F. Economic cycle – Certain industries have historically been very tied to the economic cycle such as auto makers, steel, discretionary products, certain real estate and travel. Some have their own cycles such as semiconductors. Others such as utilities and consumer staples are less impacted and may even see increased stock prices as investors see them as a safe haven.

G. Secular Declines– There are several industries in secular decline. That means the whole industry appears to be permanently declining due to disruptions from other industries. These include newspapers, radio stations, office supply stores and coal. This doesn’t mean they are uninvestable. I have made good money on some of these when they fall too far.

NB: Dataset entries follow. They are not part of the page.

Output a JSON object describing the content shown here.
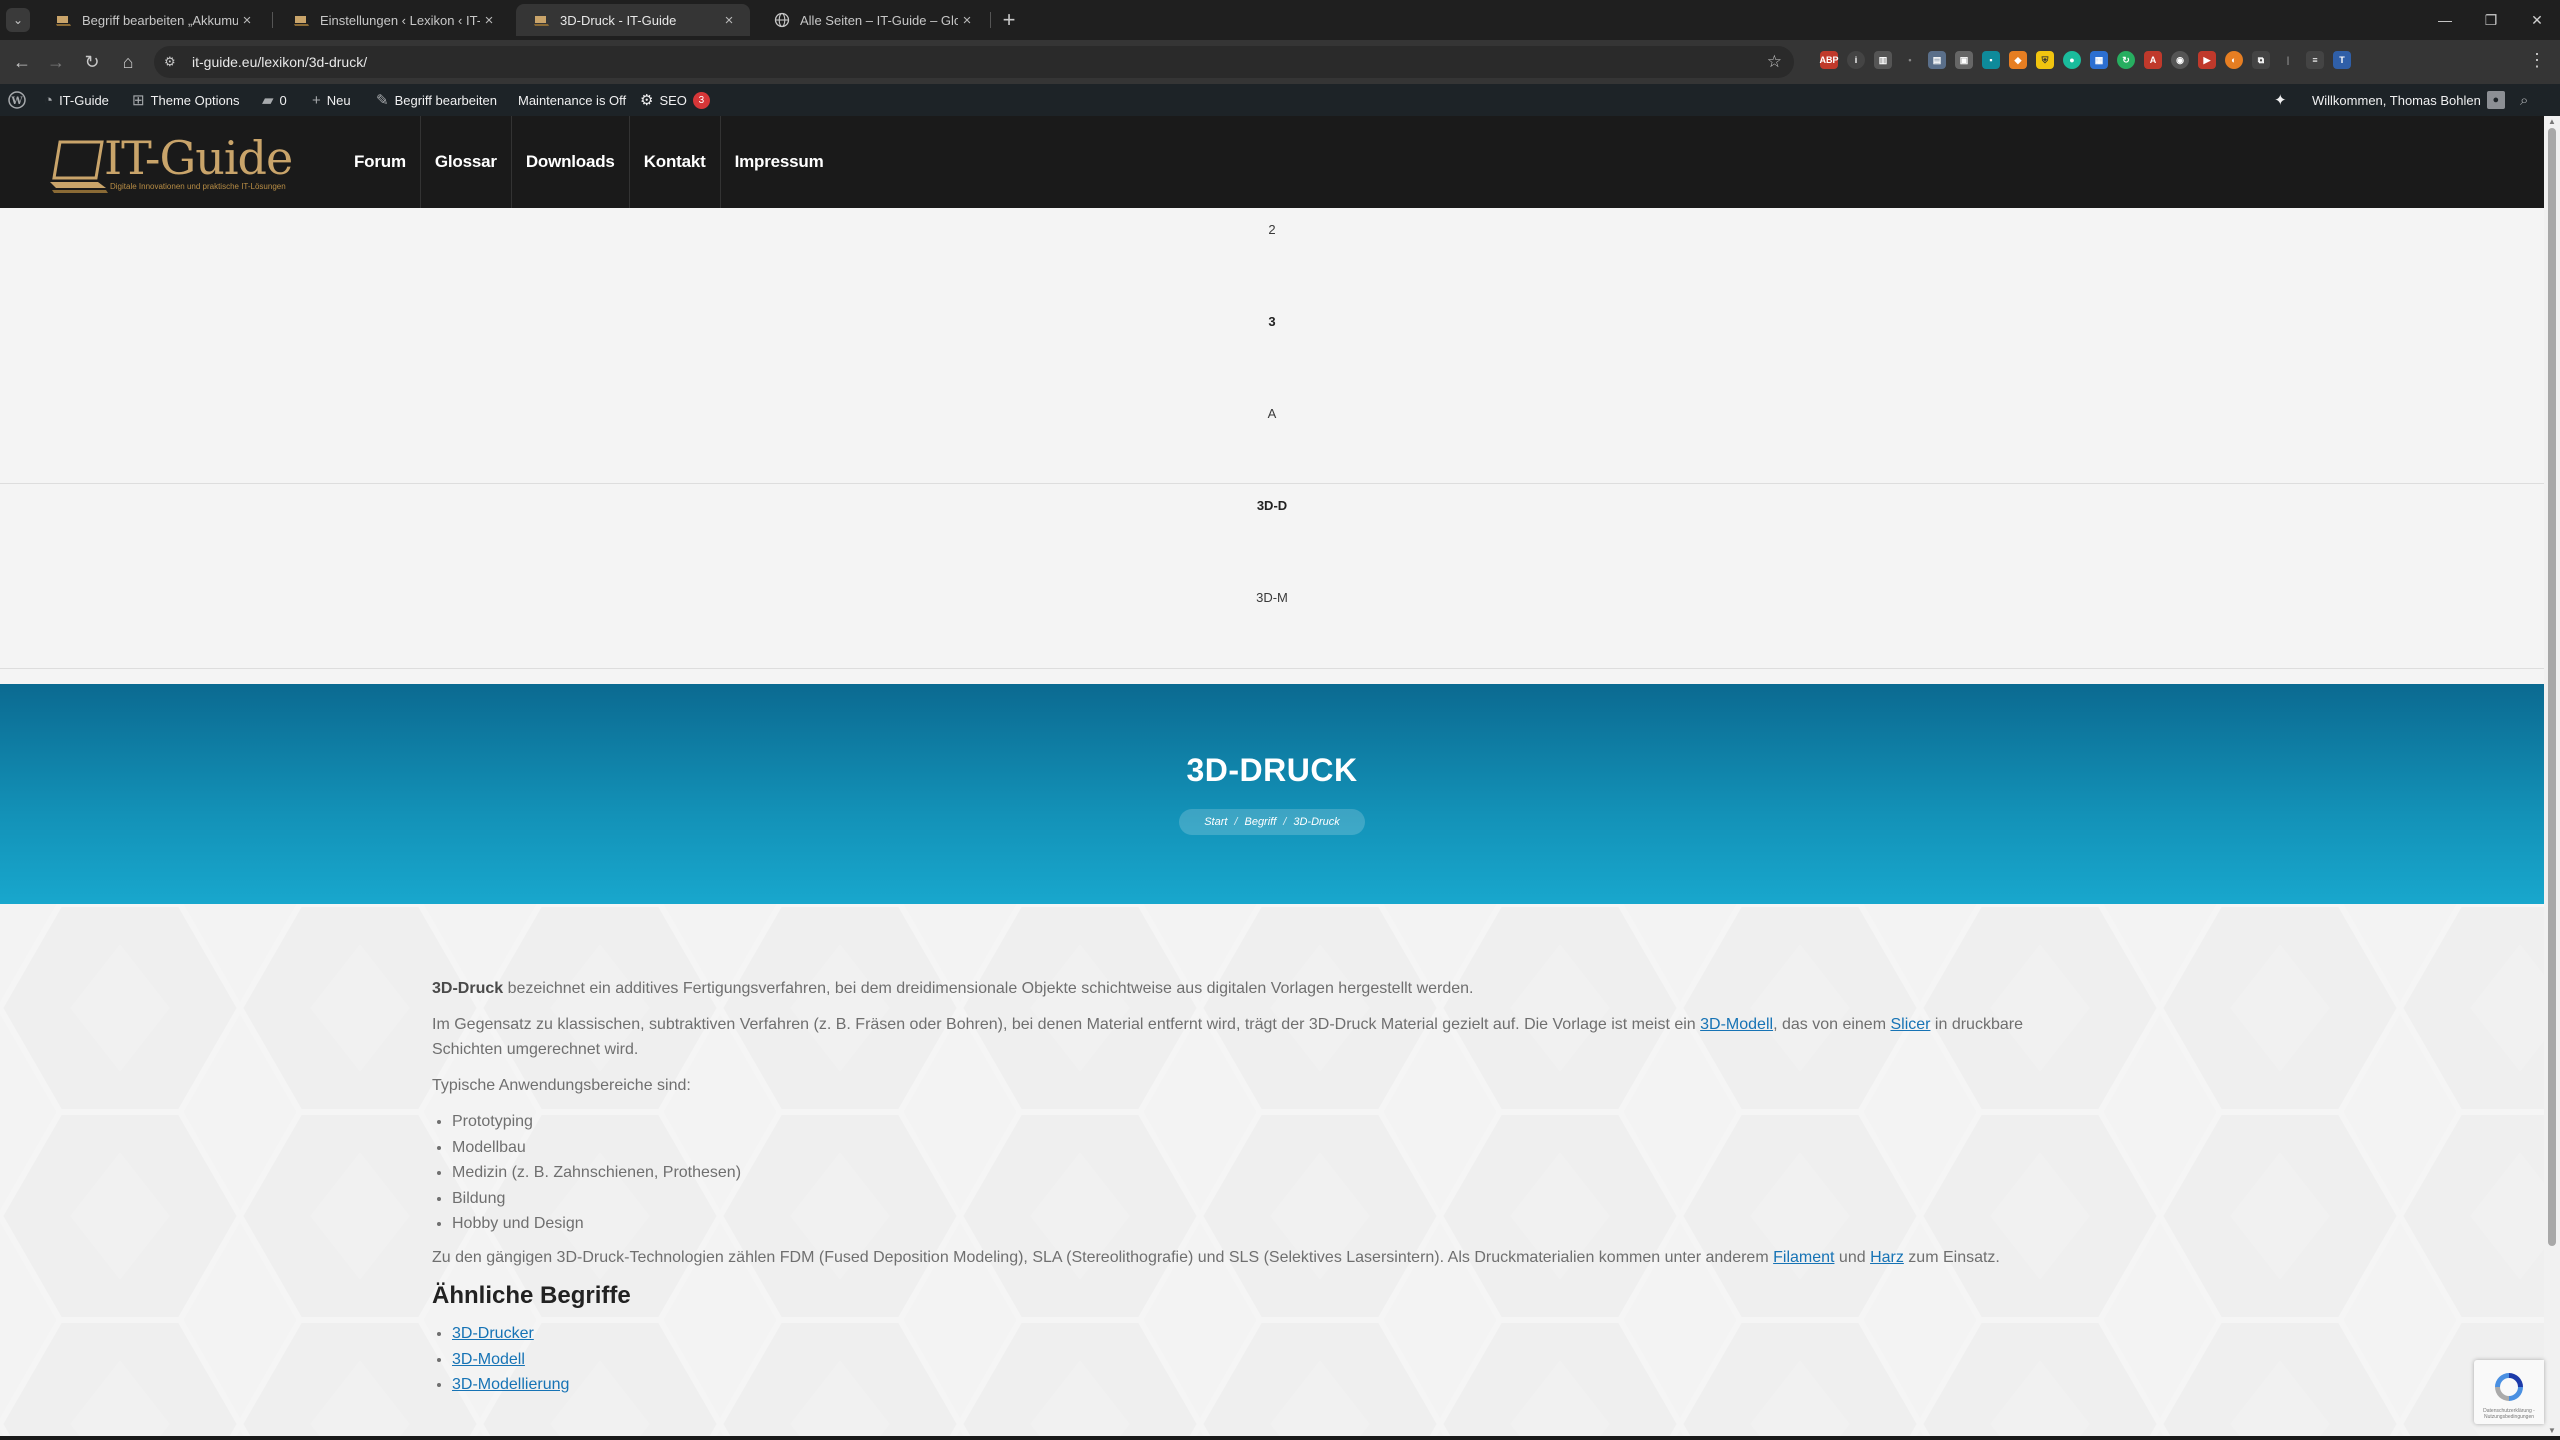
{
  "browser": {
    "tabs": [
      {
        "title": "Begriff bearbeiten „Akkumulator",
        "active": false
      },
      {
        "title": "Einstellungen ‹ Lexikon ‹ IT-Guide",
        "active": false
      },
      {
        "title": "3D-Druck - IT-Guide",
        "active": true
      },
      {
        "title": "Alle Seiten – IT-Guide – Glossar",
        "active": false
      }
    ],
    "url": "it-guide.eu/lexikon/3d-druck/",
    "new_tab_symbol": "+",
    "close_symbol": "×"
  },
  "admin_bar": {
    "site_name": "IT-Guide",
    "theme_options": "Theme Options",
    "comments_count": "0",
    "new_label": "Neu",
    "edit_term": "Begriff bearbeiten",
    "maintenance": "Maintenance is Off",
    "seo_label": "SEO",
    "seo_count": "3",
    "welcome": "Willkommen, Thomas Bohlen"
  },
  "header": {
    "logo_text": "IT-Guide",
    "logo_tagline": "Digitale Innovationen und praktische IT-Lösungen",
    "nav": [
      "Forum",
      "Glossar",
      "Downloads",
      "Kontakt",
      "Impressum"
    ]
  },
  "letter_nav": {
    "row1": [
      "2",
      "3",
      "A"
    ],
    "row2": [
      "3D-D",
      "3D-M"
    ]
  },
  "hero": {
    "title": "3D-DRUCK",
    "breadcrumb": [
      "Start",
      "Begriff",
      "3D-Druck"
    ],
    "breadcrumb_sep": "/"
  },
  "article": {
    "p1_term": "3D-Druck",
    "p1_rest": " bezeichnet ein additives Fertigungsverfahren, bei dem dreidimensionale Objekte schichtweise aus digitalen Vorlagen hergestellt werden.",
    "p2_a": "Im Gegensatz zu klassischen, subtraktiven Verfahren (z. B. Fräsen oder Bohren), bei denen Material entfernt wird, trägt der 3D-Druck Material gezielt auf. Die Vorlage ist meist ein ",
    "p2_link1": "3D-Modell",
    "p2_b": ", das von einem ",
    "p2_link2": "Slicer",
    "p2_c": " in druckbare Schichten umgerechnet wird.",
    "p3": "Typische Anwendungsbereiche sind:",
    "applications": [
      "Prototyping",
      "Modellbau",
      "Medizin (z. B. Zahnschienen, Prothesen)",
      "Bildung",
      "Hobby und Design"
    ],
    "p4_a": "Zu den gängigen 3D-Druck-Technologien zählen FDM (Fused Deposition Modeling), SLA (Stereolithografie) und SLS (Selektives Lasersintern). Als Druckmaterialien kommen unter anderem ",
    "p4_link1": "Filament",
    "p4_b": " und ",
    "p4_link2": "Harz",
    "p4_c": " zum Einsatz.",
    "related_heading": "Ähnliche Begriffe",
    "related": [
      "3D-Drucker",
      "3D-Modell",
      "3D-Modellierung"
    ]
  },
  "recaptcha": {
    "text": "Datenschutzerklärung - Nutzungsbedingungen"
  },
  "colors": {
    "hero_top": "#0b6a91",
    "hero_bottom": "#18a7cd",
    "link": "#1673b5",
    "header_bg": "#1a1a1a",
    "logo_gold": "#c9a46a",
    "admin_bar": "#1d2327"
  },
  "icons": [
    "wordpress-icon",
    "dashboard-icon",
    "theme-options-icon",
    "comment-icon",
    "plus-icon",
    "pencil-icon",
    "seo-icon",
    "ai-sparkle-icon",
    "user-icon",
    "search-icon",
    "star-icon",
    "back-icon",
    "forward-icon",
    "reload-icon",
    "home-icon",
    "site-info-icon",
    "menu-icon",
    "recaptcha-icon"
  ]
}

H. Competition - New products or lower pricing by competitors can have a devastating effect. Airlines suffered from a price war that went for decades until they consolidated enough a few years ago to stop. Most tech companies are constantly facing the need to improve their products or lose the business. Apple in particular gets most of its profits from one product (smart phones) where technology is moving very fast. They have to come up with major upgrades annually to stay on top.

I. Size advantage – Larger businesses if managed right have the advantage of scale. This puts smaller competitors at a disadvantage.

Conclusion

As any team sports coach will tell you, defense is as important as offense. In fact, coaches are adamant about it because most players want to score. The same applies to stocks. Risk management helps protect your downside risk. It is a lot of work but is important if you are going to personally manage a stock portfolio. If you want to avoid the work, put most of your money in broad mutual funds or ETFs.

Disclosure: I/we have no positions in any stocks mentioned, and no plans to initiate any positions within the next 72 hours. I wrote this article myself, and it expresses my own opinions. I am not receiving compensation for it (other than from Seeking Alpha). I have no business relationship with any company whose stock is mentioned in this article.